Despite the name of 'Set 1' this is in fact the follow up set to the first set released on this subject, Project R.F.Z. (Set 2), which review explains the background to this most unusual subject. 'Set 1' looks to be just an extension of the first set, with pretty much more of the same. The majority of the figures seem to be German officers, with no particular indications as to arm of service or unit. One has a double-breasted jacket that might suggest the navy, but otherwise they are quite generic and reasonably accurate.
The first figure in our second row looks to be a civilian, and could possibly even be intended to represent Hitler. The figures in the bottom row all seem to be German soldiers, two men smartly at attention and neatly attired, suggesting a formal guard such as would have accompanied Hitler. The man wearing the coat in the bottom row seems to wear a gorget, as does the man with the dog, which would make them both Feldgendarmerie or military police. The final figure is interesting because he holds the StG44 assault rifle that came into service in 1943/44, but with a very large infrared night-vision device. This is the Zielgerat 1229 Vampir, a device that was developed late in the war but may or may not have actually been used in combat. This is not a great model of this, and it lacks some of the leads and finer details, but the figure does correctly have the battery for the lamp on his back and is carrying the correct ammunition pouches for his weapon. Quite what this all has to do with the subject at hand we cannot guess, but it is an interesting addition even if it is not appropriate to use it on the battlefield.
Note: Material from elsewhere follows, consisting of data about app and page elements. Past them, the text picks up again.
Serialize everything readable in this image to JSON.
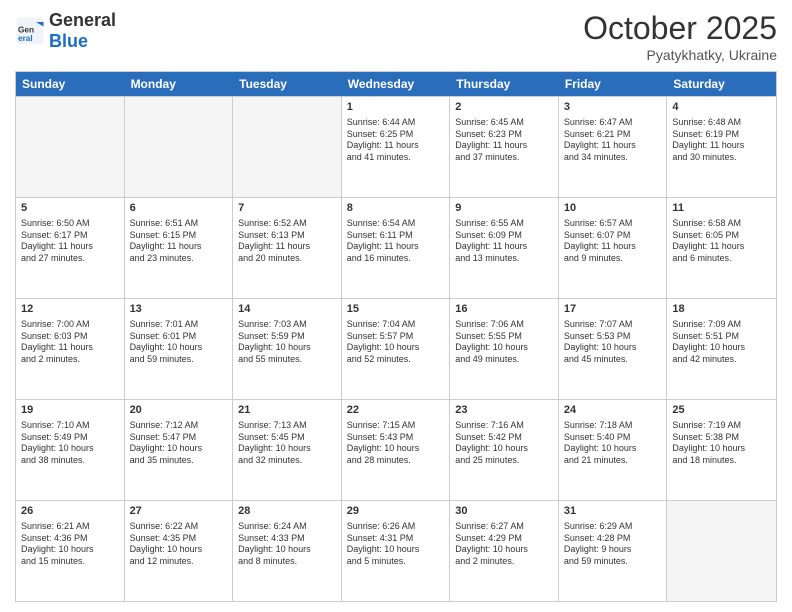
{
  "header": {
    "logo_general": "General",
    "logo_blue": "Blue",
    "title": "October 2025",
    "location": "Pyatykhatky, Ukraine"
  },
  "weekdays": [
    "Sunday",
    "Monday",
    "Tuesday",
    "Wednesday",
    "Thursday",
    "Friday",
    "Saturday"
  ],
  "weeks": [
    [
      {
        "day": "",
        "info": "",
        "empty": true
      },
      {
        "day": "",
        "info": "",
        "empty": true
      },
      {
        "day": "",
        "info": "",
        "empty": true
      },
      {
        "day": "1",
        "info": "Sunrise: 6:44 AM\nSunset: 6:25 PM\nDaylight: 11 hours\nand 41 minutes."
      },
      {
        "day": "2",
        "info": "Sunrise: 6:45 AM\nSunset: 6:23 PM\nDaylight: 11 hours\nand 37 minutes."
      },
      {
        "day": "3",
        "info": "Sunrise: 6:47 AM\nSunset: 6:21 PM\nDaylight: 11 hours\nand 34 minutes."
      },
      {
        "day": "4",
        "info": "Sunrise: 6:48 AM\nSunset: 6:19 PM\nDaylight: 11 hours\nand 30 minutes."
      }
    ],
    [
      {
        "day": "5",
        "info": "Sunrise: 6:50 AM\nSunset: 6:17 PM\nDaylight: 11 hours\nand 27 minutes."
      },
      {
        "day": "6",
        "info": "Sunrise: 6:51 AM\nSunset: 6:15 PM\nDaylight: 11 hours\nand 23 minutes."
      },
      {
        "day": "7",
        "info": "Sunrise: 6:52 AM\nSunset: 6:13 PM\nDaylight: 11 hours\nand 20 minutes."
      },
      {
        "day": "8",
        "info": "Sunrise: 6:54 AM\nSunset: 6:11 PM\nDaylight: 11 hours\nand 16 minutes."
      },
      {
        "day": "9",
        "info": "Sunrise: 6:55 AM\nSunset: 6:09 PM\nDaylight: 11 hours\nand 13 minutes."
      },
      {
        "day": "10",
        "info": "Sunrise: 6:57 AM\nSunset: 6:07 PM\nDaylight: 11 hours\nand 9 minutes."
      },
      {
        "day": "11",
        "info": "Sunrise: 6:58 AM\nSunset: 6:05 PM\nDaylight: 11 hours\nand 6 minutes."
      }
    ],
    [
      {
        "day": "12",
        "info": "Sunrise: 7:00 AM\nSunset: 6:03 PM\nDaylight: 11 hours\nand 2 minutes."
      },
      {
        "day": "13",
        "info": "Sunrise: 7:01 AM\nSunset: 6:01 PM\nDaylight: 10 hours\nand 59 minutes."
      },
      {
        "day": "14",
        "info": "Sunrise: 7:03 AM\nSunset: 5:59 PM\nDaylight: 10 hours\nand 55 minutes."
      },
      {
        "day": "15",
        "info": "Sunrise: 7:04 AM\nSunset: 5:57 PM\nDaylight: 10 hours\nand 52 minutes."
      },
      {
        "day": "16",
        "info": "Sunrise: 7:06 AM\nSunset: 5:55 PM\nDaylight: 10 hours\nand 49 minutes."
      },
      {
        "day": "17",
        "info": "Sunrise: 7:07 AM\nSunset: 5:53 PM\nDaylight: 10 hours\nand 45 minutes."
      },
      {
        "day": "18",
        "info": "Sunrise: 7:09 AM\nSunset: 5:51 PM\nDaylight: 10 hours\nand 42 minutes."
      }
    ],
    [
      {
        "day": "19",
        "info": "Sunrise: 7:10 AM\nSunset: 5:49 PM\nDaylight: 10 hours\nand 38 minutes."
      },
      {
        "day": "20",
        "info": "Sunrise: 7:12 AM\nSunset: 5:47 PM\nDaylight: 10 hours\nand 35 minutes."
      },
      {
        "day": "21",
        "info": "Sunrise: 7:13 AM\nSunset: 5:45 PM\nDaylight: 10 hours\nand 32 minutes."
      },
      {
        "day": "22",
        "info": "Sunrise: 7:15 AM\nSunset: 5:43 PM\nDaylight: 10 hours\nand 28 minutes."
      },
      {
        "day": "23",
        "info": "Sunrise: 7:16 AM\nSunset: 5:42 PM\nDaylight: 10 hours\nand 25 minutes."
      },
      {
        "day": "24",
        "info": "Sunrise: 7:18 AM\nSunset: 5:40 PM\nDaylight: 10 hours\nand 21 minutes."
      },
      {
        "day": "25",
        "info": "Sunrise: 7:19 AM\nSunset: 5:38 PM\nDaylight: 10 hours\nand 18 minutes."
      }
    ],
    [
      {
        "day": "26",
        "info": "Sunrise: 6:21 AM\nSunset: 4:36 PM\nDaylight: 10 hours\nand 15 minutes."
      },
      {
        "day": "27",
        "info": "Sunrise: 6:22 AM\nSunset: 4:35 PM\nDaylight: 10 hours\nand 12 minutes."
      },
      {
        "day": "28",
        "info": "Sunrise: 6:24 AM\nSunset: 4:33 PM\nDaylight: 10 hours\nand 8 minutes."
      },
      {
        "day": "29",
        "info": "Sunrise: 6:26 AM\nSunset: 4:31 PM\nDaylight: 10 hours\nand 5 minutes."
      },
      {
        "day": "30",
        "info": "Sunrise: 6:27 AM\nSunset: 4:29 PM\nDaylight: 10 hours\nand 2 minutes."
      },
      {
        "day": "31",
        "info": "Sunrise: 6:29 AM\nSunset: 4:28 PM\nDaylight: 9 hours\nand 59 minutes."
      },
      {
        "day": "",
        "info": "",
        "empty": true
      }
    ]
  ]
}
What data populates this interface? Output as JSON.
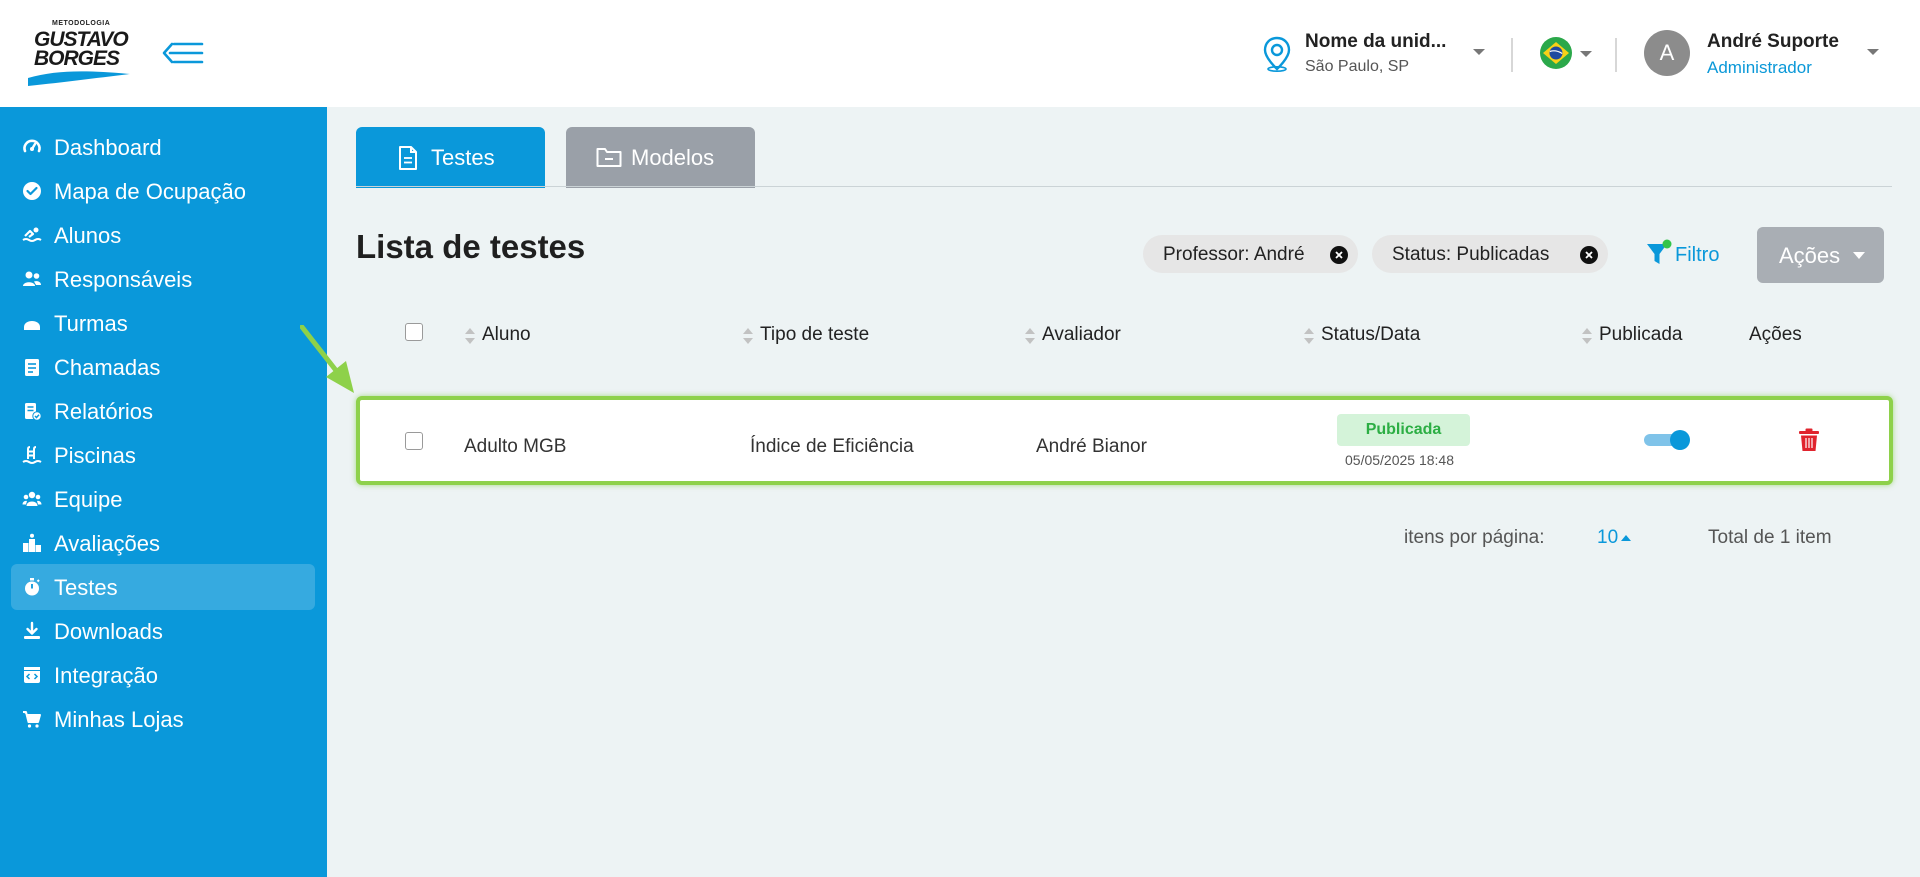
{
  "header": {
    "logo": {
      "top_text": "METODOLOGIA",
      "line1": "GUSTAVO",
      "line2": "BORGES"
    },
    "unit": {
      "name": "Nome da unid...",
      "city": "São Paulo, SP"
    },
    "user": {
      "initial": "A",
      "name": "André Suporte",
      "role": "Administrador"
    },
    "icons": [
      "menu-collapse-icon",
      "location-pin-icon",
      "brazil-flag-icon",
      "chevron-down-icon"
    ]
  },
  "sidebar": {
    "items": [
      {
        "label": "Dashboard",
        "icon": "gauge-icon"
      },
      {
        "label": "Mapa de Ocupação",
        "icon": "check-circle-icon"
      },
      {
        "label": "Alunos",
        "icon": "swimmer-icon"
      },
      {
        "label": "Responsáveis",
        "icon": "users-icon"
      },
      {
        "label": "Turmas",
        "icon": "swim-cap-icon"
      },
      {
        "label": "Chamadas",
        "icon": "clipboard-icon"
      },
      {
        "label": "Relatórios",
        "icon": "report-icon"
      },
      {
        "label": "Piscinas",
        "icon": "pool-ladder-icon"
      },
      {
        "label": "Equipe",
        "icon": "team-icon"
      },
      {
        "label": "Avaliações",
        "icon": "podium-icon"
      },
      {
        "label": "Testes",
        "icon": "stopwatch-icon",
        "active": true
      },
      {
        "label": "Downloads",
        "icon": "download-icon"
      },
      {
        "label": "Integração",
        "icon": "code-window-icon"
      },
      {
        "label": "Minhas Lojas",
        "icon": "cart-icon"
      }
    ]
  },
  "tabs": [
    {
      "label": "Testes",
      "active": true
    },
    {
      "label": "Modelos",
      "active": false
    }
  ],
  "main": {
    "title": "Lista de testes",
    "filters": [
      {
        "label": "Professor: André"
      },
      {
        "label": "Status: Publicadas"
      }
    ],
    "filter_button": "Filtro",
    "actions_button": "Ações"
  },
  "table": {
    "columns": [
      "Aluno",
      "Tipo de teste",
      "Avaliador",
      "Status/Data",
      "Publicada",
      "Ações"
    ],
    "rows": [
      {
        "aluno": "Adulto MGB",
        "tipo": "Índice de Eficiência",
        "avaliador": "André Bianor",
        "status": "Publicada",
        "data": "05/05/2025 18:48",
        "publicada": true
      }
    ]
  },
  "pagination": {
    "per_page_label": "itens por página:",
    "per_page_value": "10",
    "total_label": "Total de 1 item"
  },
  "colors": {
    "primary": "#0a98da",
    "row_highlight": "#8ed14a",
    "status_green": "#2cae44",
    "delete_red": "#e0242e"
  }
}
On the wider issue of accuracy all the officers and soldiers look fine as far as can be seen. The horse carries a fairly cut down version of the usual kit, but surprisingly has been given a sabre. This has been correctly placed on the apparently less appropriate left side of the saddle because the rifle was placed on the more accessible right, although on this model the rifle and its holster are missing. In any event the sabre was withdrawn long before the later part of the war, so again its presence in what is obviously a late war set is hard to explain.
These figures are quite flat and the sculpting is really quite bad, with vague detail and a rough finish. The left leg of 'Hitler' is very badly withered, and faces are ugly and poorly proportioned. There is also a great deal of flash in virtually every seam, with some enormous tabs in places, so these figures will require a lot of work to make the best of them.
Much like the first set this is an eclectic collection of figures where a common theme seems hard to find. Apart from the many officer figures perhaps it is safest to say this is a World War II German set that contains figures you are never likely to see elsewhere, which if nothing else makes it more notable in a hobby that is awash with sets of World War II Germans already.